U.S. life expectancy fell by a full year in the first half of 2020, according to a report released Thursday by the U.S. National Center for Health Statistics and the Centers for Disease Control and Prevention. Experts say COVID-19 was a significant contributing factor to the decline in life expectancy.
Life expectancy for Americans fell to 77.8 years, the 2006 rate, CDC data show. Changes in life expectancy also increase racial and ethnic disparities. Compared to 2019, life expectancy for African Americans in the U.S. has fallen by about 2.7 years compared to the rate for whites. Hispanics have seen the rate drop by half, by 1.9 years.
Over the past 40 years, life expectancy in the U.S. has increased slowly but rarely declined. Between 2014 and 2017, the peak year of the opioid epidemic, life expectancy fell by a third of a year, which was significant in itself.
The pandemic took a huge toll on the U.S. population.

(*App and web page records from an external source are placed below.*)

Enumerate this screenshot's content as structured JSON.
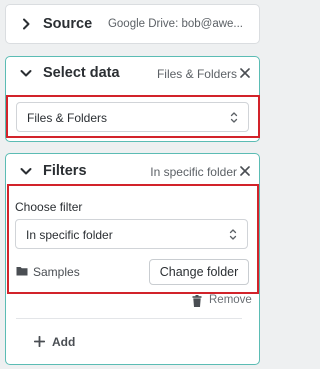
{
  "source_step": {
    "title": "Source",
    "summary": "Google Drive: bob@awe..."
  },
  "select_data_step": {
    "title": "Select data",
    "summary": "Files & Folders",
    "select_value": "Files & Folders"
  },
  "filters_step": {
    "title": "Filters",
    "summary": "In specific folder",
    "choose_filter_label": "Choose filter",
    "filter_select_value": "In specific folder",
    "folder_name": "Samples",
    "change_folder_label": "Change folder",
    "remove_label": "Remove",
    "add_label": "Add"
  },
  "colors": {
    "accent_border": "#5bbcb4",
    "highlight": "#d2232a"
  },
  "icons": [
    "chevron-right-icon",
    "chevron-down-icon",
    "close-icon",
    "select-caret-icon",
    "folder-icon",
    "trash-icon",
    "plus-icon"
  ]
}
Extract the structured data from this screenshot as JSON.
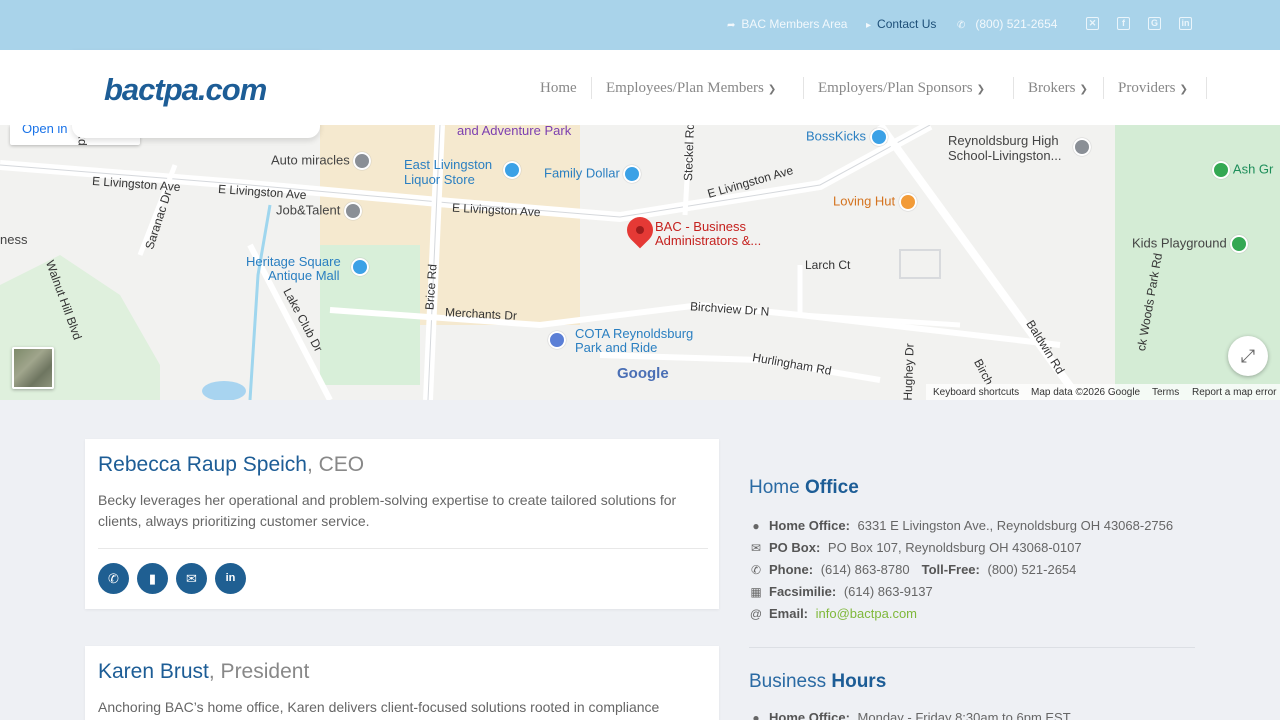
{
  "topbar": {
    "members_label": "BAC Members Area",
    "contact_label": "Contact Us",
    "phone_label": "(800) 521-2654",
    "social_icons": [
      "x-icon",
      "facebook-icon",
      "google-icon",
      "linkedin-icon"
    ]
  },
  "header": {
    "logo_text": "bactpa.com",
    "nav": [
      {
        "label": "Home",
        "has_dropdown": false
      },
      {
        "label": "Employees/Plan Members",
        "has_dropdown": true
      },
      {
        "label": "Employers/Plan Sponsors",
        "has_dropdown": true
      },
      {
        "label": "Brokers",
        "has_dropdown": true
      },
      {
        "label": "Providers",
        "has_dropdown": true
      }
    ]
  },
  "map": {
    "open_in_label": "Open in",
    "pin_label_1": "BAC - Business",
    "pin_label_2": "Administrators &...",
    "labels": {
      "auto_miracles": "Auto miracles",
      "east_livingston_liquor_1": "East Livingston",
      "east_livingston_liquor_2": "Liquor Store",
      "family_dollar": "Family Dollar",
      "bosskicks": "BossKicks",
      "reynoldsburg_high_1": "Reynoldsburg High",
      "reynoldsburg_high_2": "School-Livingston...",
      "ash_gr": "Ash Gr",
      "job_talent": "Job&Talent",
      "loving_hut": "Loving Hut",
      "heritage_1": "Heritage Square",
      "heritage_2": "Antique Mall",
      "kids_playground": "Kids Playground",
      "cota_1": "COTA Reynoldsburg",
      "cota_2": "Park and Ride",
      "adventure_park": "and Adventure Park",
      "ness": "ness"
    },
    "roads": {
      "e_livingston_1": "E Livingston Ave",
      "e_livingston_2": "E Livingston Ave",
      "e_livingston_3": "E Livingston Ave",
      "e_livingston_4": "E Livingston Ave",
      "saranac": "Saranac Dr",
      "walnut_hill": "Walnut Hill Blvd",
      "lake_club": "Lake Club Dr",
      "brice": "Brice Rd",
      "merchants": "Merchants Dr",
      "steckel": "Steckel Rd",
      "larch": "Larch Ct",
      "birchview": "Birchview Dr N",
      "hurlingham": "Hurlingham Rd",
      "hughey": "Hughey Dr",
      "baldwin": "Baldwin Rd",
      "birch": "Birch",
      "woods_park": "ck Woods Park Rd",
      "rd_left": "Rd"
    },
    "google_label": "Google",
    "footer": {
      "keyboard": "Keyboard shortcuts",
      "mapdata": "Map data ©2026 Google",
      "terms": "Terms",
      "report": "Report a map error"
    }
  },
  "people": [
    {
      "name": "Rebecca Raup Speich",
      "role": ", CEO",
      "description": "Becky leverages her operational and problem-solving expertise to create tailored solutions for clients, always prioritizing customer service."
    },
    {
      "name": "Karen Brust",
      "role": ", President",
      "description": "Anchoring BAC’s home office, Karen delivers client-focused solutions rooted in compliance"
    }
  ],
  "home_office": {
    "heading_light": "Home ",
    "heading_bold": "Office",
    "address_key": "Home Office:",
    "address_val": "6331 E Livingston Ave., Reynoldsburg OH 43068-2756",
    "pobox_key": "PO Box:",
    "pobox_val": "PO Box 107, Reynoldsburg OH 43068-0107",
    "phone_key": "Phone:",
    "phone_val": "(614) 863-8780",
    "tollfree_key": "Toll-Free:",
    "tollfree_val": "(800) 521-2654",
    "fax_key": "Facsimilie:",
    "fax_val": "(614) 863-9137",
    "email_key": "Email:",
    "email_val": "info@bactpa.com"
  },
  "business_hours": {
    "heading_light": "Business ",
    "heading_bold": "Hours",
    "row_key": "Home Office:",
    "row_val": "Monday - Friday 8:30am to 6pm EST"
  },
  "colors": {
    "topbar_bg": "#a9d3ea",
    "brand_blue": "#1d5d96",
    "email_link": "#7fb83a",
    "page_bg": "#eef0f4"
  }
}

About 490,000 people died from the coronavirus, and the CDC estimates that excess mortality in 2020 will be even higher after reassessment of the data.